The commuter rail agency has been in flux since March, when a dispute over renewing Clifford's contract erupted. In an April 3 memo, Clifford accused the chairman and board Director Larry Huggins of improper conduct by condoning political patronage at the agency. He also said O'Halloran attempted to fire two top administrators.
O'Halloran and Huggins have denied Clifford's claims.
"I have never intervened with Metra's staff regarding any jobs or contracts," O'Halloran said in a statement Friday. "The board attempted a fair and unbiased review process for Mr. Clifford that was upended by his threatened legal strategy, which resulted in the settlement."
Meanwhile lawmakers and the RTA are scrutinizing the contract, which could give the former CEO up to $718,000, according to the latest estimates. Clifford is expected to testify to the RTA today.
Schaffer demanded a "full and honest accounting" of expenses from the board's attorney Andy Green, consulting attorney Joseph Gagliardo, a mediator, and a former U.S. attorney who O'Halloran said had examined Clifford's claims and found no wrongdoing.
"By the way, when is the board going to see a copy of that investigation?" Schaffer asked.
Schaffer, a former state senator, also questioned who had authorized public relations consultant Dennis Culloton to work for Metra and how much bills from Culloton and media consultant Mack Communications for damage control have totaled.

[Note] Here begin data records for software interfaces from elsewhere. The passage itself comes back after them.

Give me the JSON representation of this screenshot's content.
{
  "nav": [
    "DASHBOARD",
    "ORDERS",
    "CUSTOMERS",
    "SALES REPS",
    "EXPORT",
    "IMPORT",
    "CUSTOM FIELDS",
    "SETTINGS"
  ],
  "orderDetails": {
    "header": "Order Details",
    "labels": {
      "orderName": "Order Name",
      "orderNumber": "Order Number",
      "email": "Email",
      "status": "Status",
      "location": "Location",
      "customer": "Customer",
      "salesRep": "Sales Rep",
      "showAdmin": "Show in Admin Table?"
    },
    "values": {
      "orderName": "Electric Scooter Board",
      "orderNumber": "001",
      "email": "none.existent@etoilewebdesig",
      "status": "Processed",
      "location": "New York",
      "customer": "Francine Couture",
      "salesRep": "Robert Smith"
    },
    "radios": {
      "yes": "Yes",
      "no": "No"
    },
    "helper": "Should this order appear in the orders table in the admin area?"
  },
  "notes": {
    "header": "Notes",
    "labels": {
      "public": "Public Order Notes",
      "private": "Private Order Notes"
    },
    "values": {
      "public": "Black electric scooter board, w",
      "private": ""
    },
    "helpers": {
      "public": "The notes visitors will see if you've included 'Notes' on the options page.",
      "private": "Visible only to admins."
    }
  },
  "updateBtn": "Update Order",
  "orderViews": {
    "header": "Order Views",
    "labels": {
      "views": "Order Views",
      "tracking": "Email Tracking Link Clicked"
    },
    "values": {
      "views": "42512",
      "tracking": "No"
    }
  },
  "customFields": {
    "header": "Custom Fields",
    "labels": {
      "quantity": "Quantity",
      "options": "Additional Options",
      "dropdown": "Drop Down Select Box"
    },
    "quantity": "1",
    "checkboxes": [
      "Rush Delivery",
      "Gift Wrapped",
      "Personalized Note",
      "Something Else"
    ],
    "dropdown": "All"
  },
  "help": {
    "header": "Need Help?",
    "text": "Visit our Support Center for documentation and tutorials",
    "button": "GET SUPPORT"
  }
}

Schaffer voted "hell, no" in June against approving the separation agreement.